<!-- Shoelace --> <sl-dialog label="Dialog"> <h3 slot="header">Modal Title</h3> Modal body text goes here. <sl-button slot="footer">Close</sl-button> <sl-button slot="footer" type="primary">Save Changes</sl-button> </sl-dialog>
That’s much easier to work with! And there’s less room for error since the component handles its aria attributes internally.
If you find this example inspiring, I encourage you to browse the Shoelace website and look at some more examples. I think you’ll be pleasantly surprised.
Why Use It?
At this point, you’re probably wondering what sets Shoelace apart from other component libraries. For one, it’s framework agnostic, meaning you can use it in React, Vue, Angular, and any other framework you throw at it. This is perfect for teams that want to use different frameworks with the same components for a consistent UX.
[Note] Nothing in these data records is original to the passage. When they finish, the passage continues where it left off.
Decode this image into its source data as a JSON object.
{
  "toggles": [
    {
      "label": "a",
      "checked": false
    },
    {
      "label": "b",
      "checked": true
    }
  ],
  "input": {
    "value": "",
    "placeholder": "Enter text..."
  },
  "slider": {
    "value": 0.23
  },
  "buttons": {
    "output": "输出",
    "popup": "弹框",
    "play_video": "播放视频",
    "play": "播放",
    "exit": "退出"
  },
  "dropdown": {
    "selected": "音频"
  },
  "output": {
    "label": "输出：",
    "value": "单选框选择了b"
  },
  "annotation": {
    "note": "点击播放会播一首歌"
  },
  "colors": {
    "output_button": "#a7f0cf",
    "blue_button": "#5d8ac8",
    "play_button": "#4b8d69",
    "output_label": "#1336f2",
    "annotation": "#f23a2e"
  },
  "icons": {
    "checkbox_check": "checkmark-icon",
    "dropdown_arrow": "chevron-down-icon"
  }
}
Since Shoelace components are Web Components, they’re built on standards that browsers have committed to supporting for a long time. As old frameworks age and new ones emerge, you won’t have to spend time rebuilding buttons, inputs, and other low-level components. Shoelace will just keep working.
If you prefer to use the platform and avoid frameworks altogether, that’s fine too. Shoelace works great with vanilla HTML+JS!
I almost forgot — Shoelace is open source and available under the MIT license, so it’s free to use and anyone can contribute to it!
This was just a quick introduction to Shoelace 2.0 and Web Components. I hope you enjoyed the update.
If you’re interested in learning more about Shoelace, here are some links you’ll find useful!
About Cory LaViska
Cory LaViska is the founder of A Beautiful Site, LLC, a small development studio in New Hampshire. He’s responsible for Shoelace and Surreal CMS, as well as a handful of open source projects on GitHub.